The data:

______________________________

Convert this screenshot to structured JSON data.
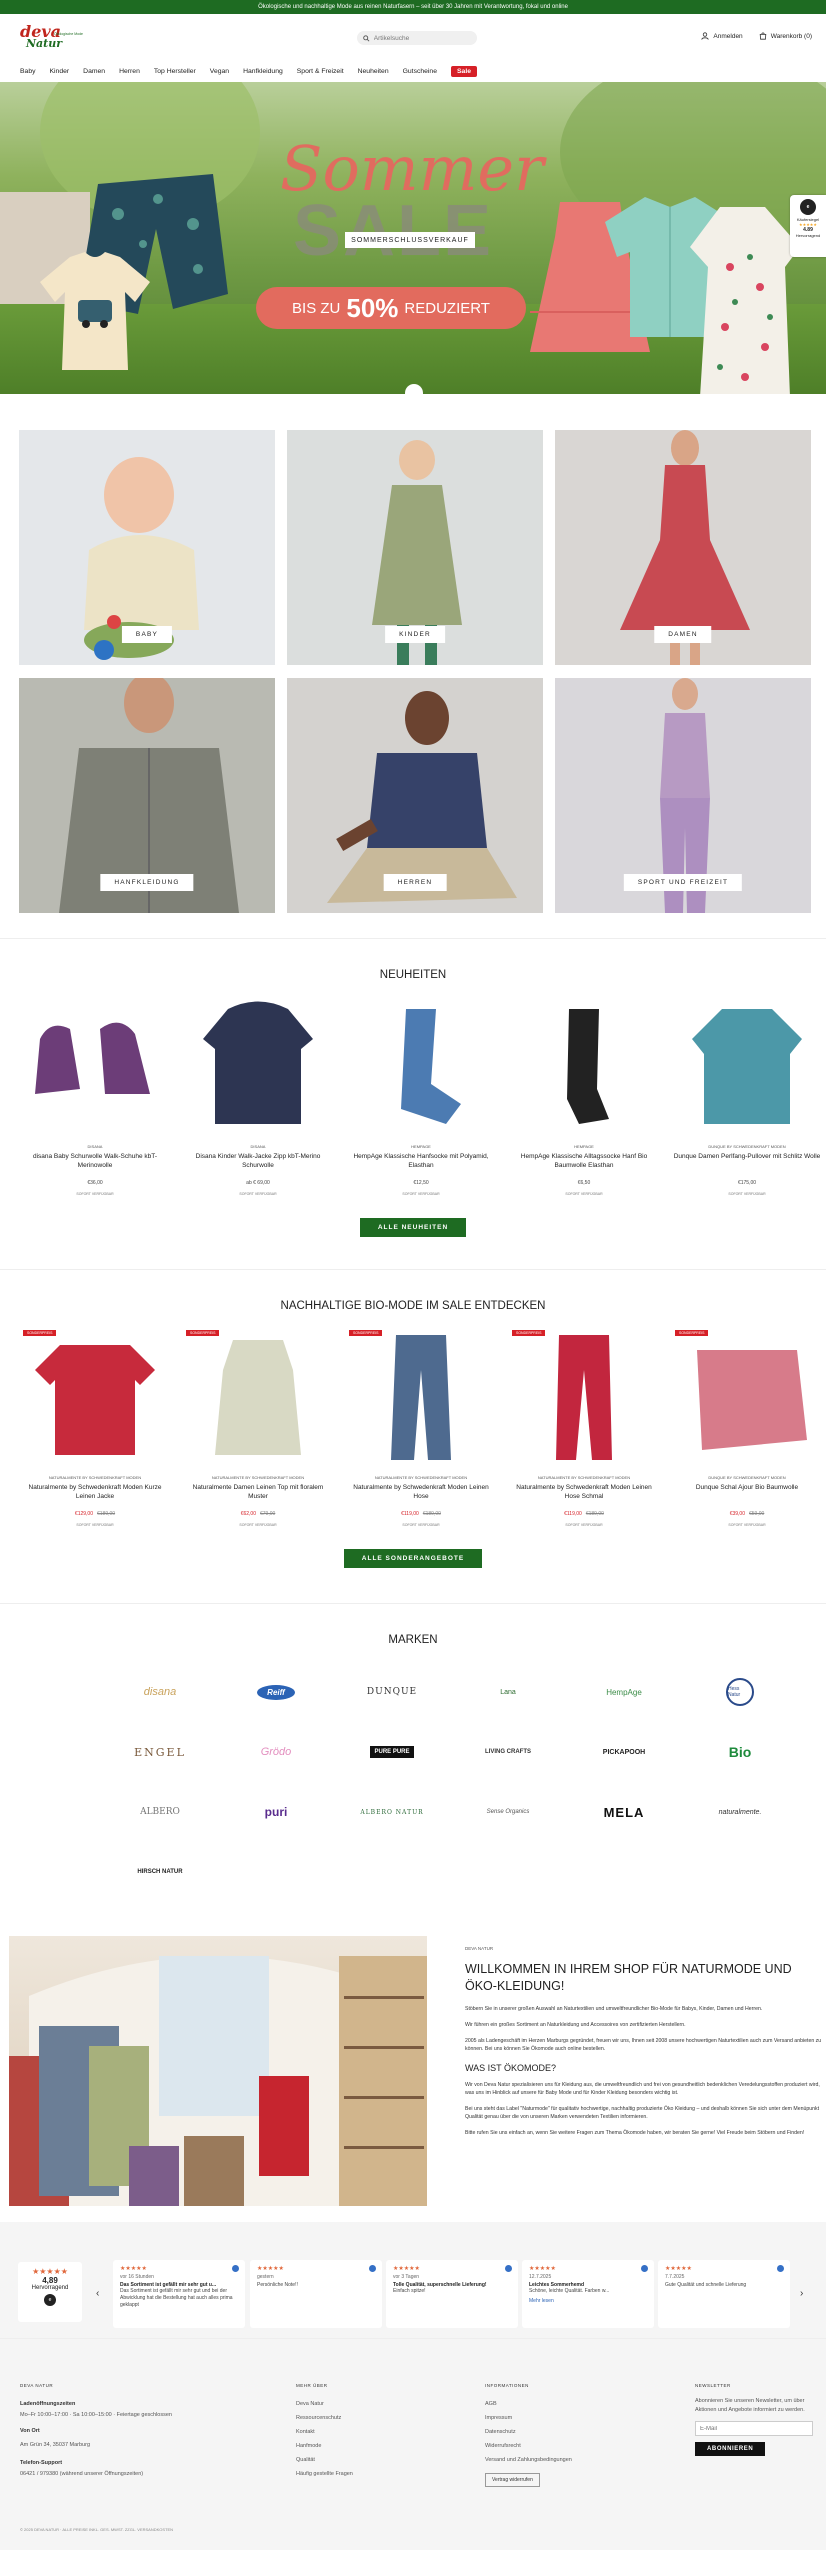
{
  "topbar": {
    "text": "Ökologische und nachhaltige Mode aus reinen Naturfasern – seit über 30 Jahren mit Verantwortung, fokal und online"
  },
  "logo": {
    "line1": "deva",
    "line2": "Natur",
    "tagline": "Ökologische Mode"
  },
  "search": {
    "placeholder": "Artikelsuche"
  },
  "header": {
    "login": "Anmelden",
    "cart": "Warenkorb (0)"
  },
  "nav": [
    "Baby",
    "Kinder",
    "Damen",
    "Herren",
    "Top Hersteller",
    "Vegan",
    "Hanfkleidung",
    "Sport & Freizeit",
    "Neuheiten",
    "Gutscheine"
  ],
  "nav_sale": "Sale",
  "hero": {
    "title1": "Sommer",
    "title2": "SALE",
    "ribbon": "SOMMERSCHLUSSVERKAUF",
    "banner_pre": "BIS ZU",
    "banner_pct": "50%",
    "banner_post": "REDUZIERT"
  },
  "trusted_badge": {
    "logo": "e",
    "label": "Käufersiegel",
    "rating": "4.89",
    "sub": "Hervorragend"
  },
  "categories": [
    "BABY",
    "KINDER",
    "DAMEN",
    "HANFKLEIDUNG",
    "HERREN",
    "SPORT UND FREIZEIT"
  ],
  "neuheiten": {
    "title": "NEUHEITEN",
    "button": "ALLE NEUHEITEN",
    "products": [
      {
        "brand": "disana",
        "name": "disana Baby Schurwolle Walk-Schuhe kbT-Merinowolle",
        "price": "€36,00",
        "stock": "SOFORT VERFÜGBAR",
        "color": "#6c3d78"
      },
      {
        "brand": "disana",
        "name": "Disana Kinder Walk-Jacke Zipp kbT-Merino Schurwolle",
        "price": "ab € 69,00",
        "stock": "SOFORT VERFÜGBAR",
        "color": "#2d3552"
      },
      {
        "brand": "HempAge",
        "name": "HempAge Klassische Hanfsocke mit Polyamid, Elasthan",
        "price": "€12,50",
        "stock": "SOFORT VERFÜGBAR",
        "color": "#4c7bb2"
      },
      {
        "brand": "HempAge",
        "name": "HempAge Klassische Alltagssocke Hanf Bio Baumwolle Elasthan",
        "price": "€6,50",
        "stock": "SOFORT VERFÜGBAR",
        "color": "#222"
      },
      {
        "brand": "Dunque by Schwedenkraft Moden",
        "name": "Dunque Damen Perlfang-Pullover mit Schlitz Wolle",
        "price": "€175,00",
        "stock": "SOFORT VERFÜGBAR",
        "color": "#4c98a8"
      }
    ]
  },
  "sale_section": {
    "title": "NACHHALTIGE BIO-MODE IM SALE ENTDECKEN",
    "button": "ALLE SONDERANGEBOTE",
    "badge": "SONDERPREIS",
    "products": [
      {
        "brand": "Naturalmente by Schwedenkraft Moden",
        "name": "Naturalmente by Schwedenkraft Moden Kurze Leinen Jacke",
        "sale": "€129,00",
        "old": "€189,00",
        "stock": "SOFORT VERFÜGBAR",
        "color": "#c72a3c"
      },
      {
        "brand": "Naturalmente by Schwedenkraft Moden",
        "name": "Naturalmente Damen Leinen Top mit floralem Muster",
        "sale": "€62,00",
        "old": "€79,00",
        "stock": "SOFORT VERFÜGBAR",
        "color": "#d8d9c4"
      },
      {
        "brand": "Naturalmente by Schwedenkraft Moden",
        "name": "Naturalmente by Schwedenkraft Moden Leinen Hose",
        "sale": "€119,00",
        "old": "€189,00",
        "stock": "SOFORT VERFÜGBAR",
        "color": "#4e6a8f"
      },
      {
        "brand": "Naturalmente by Schwedenkraft Moden",
        "name": "Naturalmente by Schwedenkraft Moden Leinen Hose Schmal",
        "sale": "€119,00",
        "old": "€189,00",
        "stock": "SOFORT VERFÜGBAR",
        "color": "#c2263e"
      },
      {
        "brand": "Dunque by Schwedenkraft Moden",
        "name": "Dunque Schal Ajour Bio Baumwolle",
        "sale": "€39,00",
        "old": "€59,00",
        "stock": "SOFORT VERFÜGBAR",
        "color": "#d77b8a"
      }
    ]
  },
  "marken": {
    "title": "MARKEN",
    "brands": [
      "disana",
      "Reiff",
      "DUNQUE",
      "Lana",
      "HempAge",
      "Hess Natur",
      "ENGEL",
      "Grödo",
      "PURE PURE",
      "LIVING CRAFTS",
      "PICKAPOOH",
      "Bio",
      "ALBERO",
      "puri",
      "ALBERO NATUR",
      "Sense Organics",
      "MELA",
      "naturalmente.",
      "HIRSCH NATUR"
    ]
  },
  "welcome": {
    "kicker": "DEVA NATUR",
    "title": "WILLKOMMEN IN IHREM SHOP FÜR NATURMODE UND ÖKO-KLEIDUNG!",
    "p1": "Stöbern Sie in unserer großen Auswahl an Naturtextilien und umweltfreundlicher Bio-Mode für Babys, Kinder, Damen und Herren.",
    "p2": "Wir führen ein großes Sortiment an Naturkleidung und Accessoires von zertifizierten Herstellern.",
    "p3": "2005 als Ladengeschäft im Herzen Marburgs gegründet, freuen wir uns, Ihnen seit 2008 unsere hochwertigen Naturtextilien auch zum Versand anbieten zu können. Bei uns können Sie Ökomode auch online bestellen.",
    "h2": "WAS IST ÖKOMODE?",
    "p4": "Wir von Deva Natur spezialisieren uns für Kleidung aus, die umweltfreundlich und frei von gesundheitlich bedenklichen Veredelungsstoffen produziert wird, was uns im Hinblick auf unsere für Baby Mode und für Kinder Kleidung besonders wichtig ist.",
    "p5": "Bei uns steht das Label \"Naturmode\" für qualitativ hochwertige, nachhaltig produzierte Öko Kleidung – und deshalb können Sie sich unter dem Menüpunkt Qualität genau über die von unseren Marken verwendeten Textilien informieren.",
    "p6": "Bitte rufen Sie uns einfach an, wenn Sie weitere Fragen zum Thema Ökomode haben, wir beraten Sie gerne! Viel Freude beim Stöbern und Finden!"
  },
  "reviews": {
    "total_rating": "4,89",
    "total_label": "Hervorragend",
    "items": [
      {
        "date": "vor 16 Stunden",
        "title": "Das Sortiment ist gefällt mir sehr gut u...",
        "body": "Das Sortiment ist gefällt mir sehr gut und bei der Abwicklung hat die Bestellung hat auch alles prima geklappt",
        "more": ""
      },
      {
        "date": "gestern",
        "title": "",
        "body": "Persönliche Note!!",
        "more": ""
      },
      {
        "date": "vor 3 Tagen",
        "title": "Tolle Qualität, superschnelle Lieferung!",
        "body": "Einfach spitze!",
        "more": ""
      },
      {
        "date": "12.7.2025",
        "title": "Leichtes Sommerhemd",
        "body": "Schöne, leichte Qualität. Farben w...",
        "more": "Mehr lesen"
      },
      {
        "date": "7.7.2025",
        "title": "",
        "body": "Gute Qualität und schnelle Lieferung",
        "more": ""
      }
    ]
  },
  "footer": {
    "col1_h": "DEVA NATUR",
    "hours_h": "Ladenöffnungszeiten",
    "hours": "Mo–Fr 10:00–17:00 · Sa 10:00–15:00 · Feiertage geschlossen",
    "addr_h": "Von Ort",
    "addr": "Am Grün 34, 35037 Marburg",
    "phone_h": "Telefon-Support",
    "phone": "06421 / 979380 (während unserer Öffnungszeiten)",
    "col2_h": "MEHR ÜBER",
    "col2": [
      "Deva Natur",
      "Ressourcenschutz",
      "Kontakt",
      "Hanfmode",
      "Qualität",
      "Häufig gestellte Fragen"
    ],
    "col3_h": "INFORMATIONEN",
    "col3": [
      "AGB",
      "Impressum",
      "Datenschutz",
      "Widerrufsrecht",
      "Versand und Zahlungsbedingungen"
    ],
    "col3_btn": "Vertrag widerrufen",
    "col4_h": "NEWSLETTER",
    "col4_text": "Abonnieren Sie unseren Newsletter, um über Aktionen und Angebote informiert zu werden.",
    "nl_placeholder": "E-Mail",
    "nl_btn": "ABONNIEREN",
    "copyright": "© 2025 DEVA NATUR · ALLE PREISE INKL. GES. MWST. ZZGL. VERSANDKOSTEN"
  }
}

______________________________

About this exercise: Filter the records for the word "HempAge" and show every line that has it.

Output:
        "brand": "HempAge",
        "name": "HempAge Klassische Hanfsocke mit Polyamid, Elasthan",
        "brand": "HempAge",
        "name": "HempAge Klassische Alltagssocke Hanf Bio Baumwolle Elasthan",
      "HempAge",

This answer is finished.